Categories : Hawkins Partners, Sustainable Site Strategies, Uncategorized
While attending the recent Tennessee ASLA conference, and sitting in on a lecture about native plants, a presenter made an offhand comment stating that public education is the most important thing we can do to raise awareness, because if people don’t know about things then how can we expect them to care? Whenever possible, HPI has incorporated interpretive graphics into public projects such as greenways or parks, to highlight the history of the place or unique features of the site. Recently we have been provided the opportunity to create educational signage about sustainability for two newly completed projects – the first for a private developer and installed at Hill Center Belle Meade and the other for the City of Nashville for the renovation of Deaderick Street.
Environmental Stewardship campaigns have been around a long time with recycling awareness programs, Arbor Day, etc. Incorporating educational signage about sustainability into the built environment adds another facet to this type of non-formal education for the general pubic and is another perfect opportunity for landscape architects to become involved. Some traditional public awareness methods require the people to find their way to specific websites (the EPA has a couple of great sites geared towards the younger age groups; Environmental Kids Club or Polluted Runoff) or people have to just happen see things in the media. While these are all good, they may make it hard to target a wide range of groups.

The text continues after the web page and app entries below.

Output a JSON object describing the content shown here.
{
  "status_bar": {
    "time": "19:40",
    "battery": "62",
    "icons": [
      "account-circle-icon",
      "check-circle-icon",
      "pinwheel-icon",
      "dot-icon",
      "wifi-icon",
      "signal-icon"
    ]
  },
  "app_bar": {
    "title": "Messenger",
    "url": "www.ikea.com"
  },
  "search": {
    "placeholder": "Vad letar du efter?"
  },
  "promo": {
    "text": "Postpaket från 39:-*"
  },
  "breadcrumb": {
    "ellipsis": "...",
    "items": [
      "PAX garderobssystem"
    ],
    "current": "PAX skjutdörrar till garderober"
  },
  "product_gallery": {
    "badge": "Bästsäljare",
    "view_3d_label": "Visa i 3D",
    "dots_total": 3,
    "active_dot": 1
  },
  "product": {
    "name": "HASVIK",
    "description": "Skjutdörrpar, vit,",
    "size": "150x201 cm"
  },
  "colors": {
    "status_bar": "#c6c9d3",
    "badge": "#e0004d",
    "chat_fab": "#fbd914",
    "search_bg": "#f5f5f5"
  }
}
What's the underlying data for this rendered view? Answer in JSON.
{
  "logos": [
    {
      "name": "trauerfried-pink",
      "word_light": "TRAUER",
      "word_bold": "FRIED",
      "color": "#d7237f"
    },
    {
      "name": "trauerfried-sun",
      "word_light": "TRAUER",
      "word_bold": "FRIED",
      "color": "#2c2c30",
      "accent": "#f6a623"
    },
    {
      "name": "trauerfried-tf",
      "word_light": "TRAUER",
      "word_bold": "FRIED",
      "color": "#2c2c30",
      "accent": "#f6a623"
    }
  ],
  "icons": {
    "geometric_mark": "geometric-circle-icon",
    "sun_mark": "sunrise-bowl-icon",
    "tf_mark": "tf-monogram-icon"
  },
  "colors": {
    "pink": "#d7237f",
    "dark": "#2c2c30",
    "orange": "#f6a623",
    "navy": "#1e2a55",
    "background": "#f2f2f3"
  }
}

The cool thing about putting educational posters in the built environment is the wide audience that you can target. For instance, a lot of different people on their way to the supermarket in Hill Center Belle Meade, or to their office buildings or the theater on Deaderick Street, will walk by these signs everyday. We just hope it sparks interest and provides a topic of conversation to raise even more awareness for sustainable practices.
Rainwater Harvesting Sign at Hill Center Belle Meade
Highlighting the Sustainable Practices in Deaderick Street Construction